Place your baby on the back only to sleepInternational research clearly shows that sleeping on the stomach (prone position) significantly increases the risk of Sudden Infant Death.
The back position (supine position) has proven to be the safest sleeping position. There is no evidence that a baby placed on its back is more likely to choke on fluids it brings up! Even a small baby already has protective reflexes, which work well in the back position. Put your baby to sleep only on its back. When it is awake and is being watched, encourage your baby to lie on its tummy to play, in order to train its neck, shoulders and arms. As soon as your baby is tired, please place it back in supine position.
Until a few years ago, the side position (lateral position) was recommended in many countries as an alternative to the prone position. However, further research has shown that the risk of Sudden Infant Death increases in the lateral position by up to 6 times. Therefore, avoid the side position for your baby as a sleeping position.
In the supine position, your baby’s head is always a little inclined to the side. If you notice that your baby develops a favorite side for his head, put your child in turn to the head or foot end of the bed and change the position of the light. This helps to prevent a unilateral flattening of the head and is good training for the different muscles and tendons in the neck area.
Protect your baby from overheating and from bedding covering its face
Keep your baby warm – but not hot!
All information applies even if your baby is sick (e.g. has a feverish cold). Even in this case, your baby needs fewer clothes, never more. Hot water bottles and heating pads are also unnecessary for your baby.
To sleep, use a sleeping bag and no blanket
Baby sleeping bags have many advantages compared to duvets:
Place your baby within reach of the parents’ bed but in its own crib

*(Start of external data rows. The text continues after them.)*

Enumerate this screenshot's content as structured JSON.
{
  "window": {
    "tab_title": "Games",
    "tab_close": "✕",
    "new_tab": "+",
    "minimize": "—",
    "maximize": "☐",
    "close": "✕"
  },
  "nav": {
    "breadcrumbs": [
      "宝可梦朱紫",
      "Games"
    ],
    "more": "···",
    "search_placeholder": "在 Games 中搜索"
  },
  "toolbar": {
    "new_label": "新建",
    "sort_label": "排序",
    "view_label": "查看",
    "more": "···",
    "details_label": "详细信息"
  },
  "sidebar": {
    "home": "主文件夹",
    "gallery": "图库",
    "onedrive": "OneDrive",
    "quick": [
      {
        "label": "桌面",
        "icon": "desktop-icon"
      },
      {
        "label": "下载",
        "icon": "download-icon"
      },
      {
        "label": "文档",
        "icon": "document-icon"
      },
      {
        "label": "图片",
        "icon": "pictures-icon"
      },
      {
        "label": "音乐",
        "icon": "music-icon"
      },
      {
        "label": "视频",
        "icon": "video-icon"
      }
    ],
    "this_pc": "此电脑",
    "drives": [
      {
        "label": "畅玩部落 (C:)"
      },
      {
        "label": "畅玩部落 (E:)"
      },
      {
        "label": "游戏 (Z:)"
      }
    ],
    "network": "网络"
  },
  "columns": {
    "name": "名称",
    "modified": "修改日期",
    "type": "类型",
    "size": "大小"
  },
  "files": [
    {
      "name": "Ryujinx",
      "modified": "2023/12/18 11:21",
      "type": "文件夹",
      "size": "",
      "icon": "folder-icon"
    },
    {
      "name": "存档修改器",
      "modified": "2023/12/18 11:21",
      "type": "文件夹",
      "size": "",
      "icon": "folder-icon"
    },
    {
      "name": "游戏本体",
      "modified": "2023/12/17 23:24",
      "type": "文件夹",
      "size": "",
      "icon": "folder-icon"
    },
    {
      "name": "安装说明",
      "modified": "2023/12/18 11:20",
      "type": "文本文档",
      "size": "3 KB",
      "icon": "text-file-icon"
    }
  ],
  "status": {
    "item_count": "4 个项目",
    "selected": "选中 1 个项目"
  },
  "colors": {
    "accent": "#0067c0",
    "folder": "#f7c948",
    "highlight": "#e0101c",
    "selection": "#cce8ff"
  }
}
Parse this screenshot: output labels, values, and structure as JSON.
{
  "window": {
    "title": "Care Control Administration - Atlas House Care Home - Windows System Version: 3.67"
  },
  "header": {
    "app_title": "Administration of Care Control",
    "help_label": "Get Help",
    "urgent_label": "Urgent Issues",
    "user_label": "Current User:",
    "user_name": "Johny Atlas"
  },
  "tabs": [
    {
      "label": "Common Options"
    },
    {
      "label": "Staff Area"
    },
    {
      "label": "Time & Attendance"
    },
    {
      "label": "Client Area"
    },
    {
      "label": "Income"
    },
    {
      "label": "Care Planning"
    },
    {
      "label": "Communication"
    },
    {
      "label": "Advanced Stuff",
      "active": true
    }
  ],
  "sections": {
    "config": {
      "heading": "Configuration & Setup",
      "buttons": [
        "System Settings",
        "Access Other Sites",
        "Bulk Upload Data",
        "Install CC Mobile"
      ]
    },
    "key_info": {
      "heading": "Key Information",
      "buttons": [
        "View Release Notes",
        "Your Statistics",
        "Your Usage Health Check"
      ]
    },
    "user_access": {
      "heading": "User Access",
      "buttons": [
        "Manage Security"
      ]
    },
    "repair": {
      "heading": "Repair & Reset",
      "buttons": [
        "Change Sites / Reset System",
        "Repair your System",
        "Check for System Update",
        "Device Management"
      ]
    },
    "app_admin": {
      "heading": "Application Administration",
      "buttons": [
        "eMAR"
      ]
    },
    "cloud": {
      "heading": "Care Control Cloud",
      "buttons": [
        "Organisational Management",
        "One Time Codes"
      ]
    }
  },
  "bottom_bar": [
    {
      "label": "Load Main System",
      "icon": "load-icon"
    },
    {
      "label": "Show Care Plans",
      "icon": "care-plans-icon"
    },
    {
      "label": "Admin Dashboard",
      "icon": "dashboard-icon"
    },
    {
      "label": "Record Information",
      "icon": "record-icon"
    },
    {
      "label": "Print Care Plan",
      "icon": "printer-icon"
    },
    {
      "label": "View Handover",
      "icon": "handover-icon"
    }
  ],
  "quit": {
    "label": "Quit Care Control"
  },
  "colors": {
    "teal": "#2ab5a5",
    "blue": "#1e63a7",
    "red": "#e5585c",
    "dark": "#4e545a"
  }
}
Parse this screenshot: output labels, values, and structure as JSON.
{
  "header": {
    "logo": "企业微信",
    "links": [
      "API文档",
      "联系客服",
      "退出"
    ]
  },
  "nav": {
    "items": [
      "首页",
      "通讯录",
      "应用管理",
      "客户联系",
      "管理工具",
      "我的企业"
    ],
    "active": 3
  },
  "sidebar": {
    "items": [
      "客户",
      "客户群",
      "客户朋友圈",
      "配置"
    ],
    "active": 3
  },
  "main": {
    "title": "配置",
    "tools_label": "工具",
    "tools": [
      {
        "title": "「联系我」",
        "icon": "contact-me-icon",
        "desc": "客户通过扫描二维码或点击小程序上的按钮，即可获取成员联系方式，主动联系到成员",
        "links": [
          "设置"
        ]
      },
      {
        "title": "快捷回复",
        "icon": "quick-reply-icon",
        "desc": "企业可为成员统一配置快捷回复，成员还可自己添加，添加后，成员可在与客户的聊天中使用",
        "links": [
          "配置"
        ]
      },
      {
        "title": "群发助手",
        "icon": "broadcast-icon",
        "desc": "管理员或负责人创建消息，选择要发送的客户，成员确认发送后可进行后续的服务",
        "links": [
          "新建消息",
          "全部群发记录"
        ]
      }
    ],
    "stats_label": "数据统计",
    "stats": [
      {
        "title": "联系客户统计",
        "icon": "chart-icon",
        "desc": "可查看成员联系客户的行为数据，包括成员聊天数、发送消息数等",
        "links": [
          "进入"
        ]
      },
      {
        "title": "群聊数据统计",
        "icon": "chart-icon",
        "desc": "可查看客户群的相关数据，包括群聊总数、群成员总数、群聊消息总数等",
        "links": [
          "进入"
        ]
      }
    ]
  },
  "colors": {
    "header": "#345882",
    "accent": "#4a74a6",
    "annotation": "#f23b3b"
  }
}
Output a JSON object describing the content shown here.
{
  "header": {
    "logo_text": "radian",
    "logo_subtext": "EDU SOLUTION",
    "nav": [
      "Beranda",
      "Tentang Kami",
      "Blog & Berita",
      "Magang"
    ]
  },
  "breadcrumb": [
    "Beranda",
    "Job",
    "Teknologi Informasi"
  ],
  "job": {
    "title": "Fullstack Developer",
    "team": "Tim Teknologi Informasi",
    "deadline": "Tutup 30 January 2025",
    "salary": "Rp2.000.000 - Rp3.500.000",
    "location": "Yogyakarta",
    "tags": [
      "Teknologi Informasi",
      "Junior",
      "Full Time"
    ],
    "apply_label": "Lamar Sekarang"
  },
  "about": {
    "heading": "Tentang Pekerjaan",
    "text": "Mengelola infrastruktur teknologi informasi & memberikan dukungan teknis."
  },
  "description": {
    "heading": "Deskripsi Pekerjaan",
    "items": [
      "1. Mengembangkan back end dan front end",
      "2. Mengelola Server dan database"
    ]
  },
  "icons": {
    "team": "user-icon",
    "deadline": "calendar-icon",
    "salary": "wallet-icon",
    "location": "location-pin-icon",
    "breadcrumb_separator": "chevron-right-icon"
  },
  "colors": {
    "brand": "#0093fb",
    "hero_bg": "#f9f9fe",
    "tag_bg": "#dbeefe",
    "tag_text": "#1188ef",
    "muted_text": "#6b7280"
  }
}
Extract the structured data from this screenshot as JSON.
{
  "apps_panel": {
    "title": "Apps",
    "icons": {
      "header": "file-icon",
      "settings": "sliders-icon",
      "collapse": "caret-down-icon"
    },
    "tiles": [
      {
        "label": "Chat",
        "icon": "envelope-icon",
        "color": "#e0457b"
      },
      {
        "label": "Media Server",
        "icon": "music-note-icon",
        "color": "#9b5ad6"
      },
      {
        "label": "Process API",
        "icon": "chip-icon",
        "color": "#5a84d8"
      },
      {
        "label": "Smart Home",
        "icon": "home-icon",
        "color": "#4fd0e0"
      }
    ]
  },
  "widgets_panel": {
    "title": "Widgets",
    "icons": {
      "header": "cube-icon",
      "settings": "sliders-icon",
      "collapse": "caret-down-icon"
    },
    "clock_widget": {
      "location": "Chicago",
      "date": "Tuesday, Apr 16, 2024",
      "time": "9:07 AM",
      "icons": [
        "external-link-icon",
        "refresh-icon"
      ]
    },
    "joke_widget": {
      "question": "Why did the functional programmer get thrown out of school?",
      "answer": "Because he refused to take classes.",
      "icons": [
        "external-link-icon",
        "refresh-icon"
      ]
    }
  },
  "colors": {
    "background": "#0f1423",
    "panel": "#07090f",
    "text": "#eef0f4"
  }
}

Let your child sleep in the parents' bedroom during the first two years of life, but in his own bed with a firm, non-polluting, air-permeable mattress. The sounds and movements of the parents positively stimulate your baby. You do not spoil your child in doing so. It needs your vicinity. For breastfeeding as well, it is advantageous if the cot is standing next to the parents’ bed.
However, do not let your baby sleep in the same bed with you in order to avoid overheating and bedding covering the baby's face.
Waterbeds, strollers and bags are not a suitable place for babies to sleep.
Breast milk is the best food for your baby during the first six months. Its composure gives the baby a natural protection against allergies and infections. In addition, breastfeeding reduces the risk of Sudden Infant Death.
Each baby has its own feeding rhythm. The intervals between meals vary in time from baby to baby. The nutrition is sufficient if your baby is growing steadily in weight! Please contact your local pediatrician or your midwife to discuss the best time to introduce supplementary food to your baby.
In case of breastfeeding problems, please talk to your lactation consultant, your midwife or your doctor. Please do not stop breastfeeding if you cannot stop smoking. However, make sure you have a smoke-free time at least two hours before each feeding.
Make sure your baby has regular check-ups and of course, consult your local pediatrician if you are worried or if the baby has a fever and feels sick.